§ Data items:
↓↓↓

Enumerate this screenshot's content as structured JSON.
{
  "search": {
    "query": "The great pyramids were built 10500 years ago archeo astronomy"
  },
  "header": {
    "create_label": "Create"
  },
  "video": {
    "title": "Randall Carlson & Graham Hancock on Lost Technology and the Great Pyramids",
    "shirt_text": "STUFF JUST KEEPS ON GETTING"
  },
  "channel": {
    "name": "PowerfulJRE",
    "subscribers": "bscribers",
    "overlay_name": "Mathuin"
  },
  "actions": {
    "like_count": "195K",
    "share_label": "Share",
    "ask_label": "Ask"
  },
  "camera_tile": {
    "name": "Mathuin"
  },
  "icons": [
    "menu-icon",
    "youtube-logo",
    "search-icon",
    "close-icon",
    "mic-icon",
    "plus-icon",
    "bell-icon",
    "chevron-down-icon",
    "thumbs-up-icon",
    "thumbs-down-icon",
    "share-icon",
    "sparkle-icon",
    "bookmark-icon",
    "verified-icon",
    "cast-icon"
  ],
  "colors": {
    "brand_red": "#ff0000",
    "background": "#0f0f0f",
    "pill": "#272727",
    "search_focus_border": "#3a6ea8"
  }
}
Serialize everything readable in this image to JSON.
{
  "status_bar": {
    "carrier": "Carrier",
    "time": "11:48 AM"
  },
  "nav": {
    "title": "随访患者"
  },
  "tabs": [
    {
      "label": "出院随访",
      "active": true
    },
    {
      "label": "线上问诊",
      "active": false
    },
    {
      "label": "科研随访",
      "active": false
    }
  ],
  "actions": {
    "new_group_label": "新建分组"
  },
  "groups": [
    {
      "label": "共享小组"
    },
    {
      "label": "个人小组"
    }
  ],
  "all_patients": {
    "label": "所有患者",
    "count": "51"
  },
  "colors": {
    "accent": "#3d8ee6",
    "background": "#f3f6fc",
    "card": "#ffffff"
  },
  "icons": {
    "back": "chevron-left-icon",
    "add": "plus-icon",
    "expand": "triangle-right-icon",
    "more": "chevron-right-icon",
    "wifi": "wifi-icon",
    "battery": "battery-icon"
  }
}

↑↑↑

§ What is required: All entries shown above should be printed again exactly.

§ Task solution:
Enumerate this screenshot's content as structured JSON.
{
  "search": {
    "query": "The great pyramids were built 10500 years ago archeo astronomy"
  },
  "header": {
    "create_label": "Create"
  },
  "video": {
    "title": "Randall Carlson & Graham Hancock on Lost Technology and the Great Pyramids",
    "shirt_text": "STUFF JUST KEEPS ON GETTING"
  },
  "channel": {
    "name": "PowerfulJRE",
    "subscribers": "bscribers",
    "overlay_name": "Mathuin"
  },
  "actions": {
    "like_count": "195K",
    "share_label": "Share",
    "ask_label": "Ask"
  },
  "camera_tile": {
    "name": "Mathuin"
  },
  "icons": [
    "menu-icon",
    "youtube-logo",
    "search-icon",
    "close-icon",
    "mic-icon",
    "plus-icon",
    "bell-icon",
    "chevron-down-icon",
    "thumbs-up-icon",
    "thumbs-down-icon",
    "share-icon",
    "sparkle-icon",
    "bookmark-icon",
    "verified-icon",
    "cast-icon"
  ],
  "colors": {
    "brand_red": "#ff0000",
    "background": "#0f0f0f",
    "pill": "#272727",
    "search_focus_border": "#3a6ea8"
  }
}
Serialize everything readable in this image to JSON.
{
  "status_bar": {
    "carrier": "Carrier",
    "time": "11:48 AM"
  },
  "nav": {
    "title": "随访患者"
  },
  "tabs": [
    {
      "label": "出院随访",
      "active": true
    },
    {
      "label": "线上问诊",
      "active": false
    },
    {
      "label": "科研随访",
      "active": false
    }
  ],
  "actions": {
    "new_group_label": "新建分组"
  },
  "groups": [
    {
      "label": "共享小组"
    },
    {
      "label": "个人小组"
    }
  ],
  "all_patients": {
    "label": "所有患者",
    "count": "51"
  },
  "colors": {
    "accent": "#3d8ee6",
    "background": "#f3f6fc",
    "card": "#ffffff"
  },
  "icons": {
    "back": "chevron-left-icon",
    "add": "plus-icon",
    "expand": "triangle-right-icon",
    "more": "chevron-right-icon",
    "wifi": "wifi-icon",
    "battery": "battery-icon"
  }
}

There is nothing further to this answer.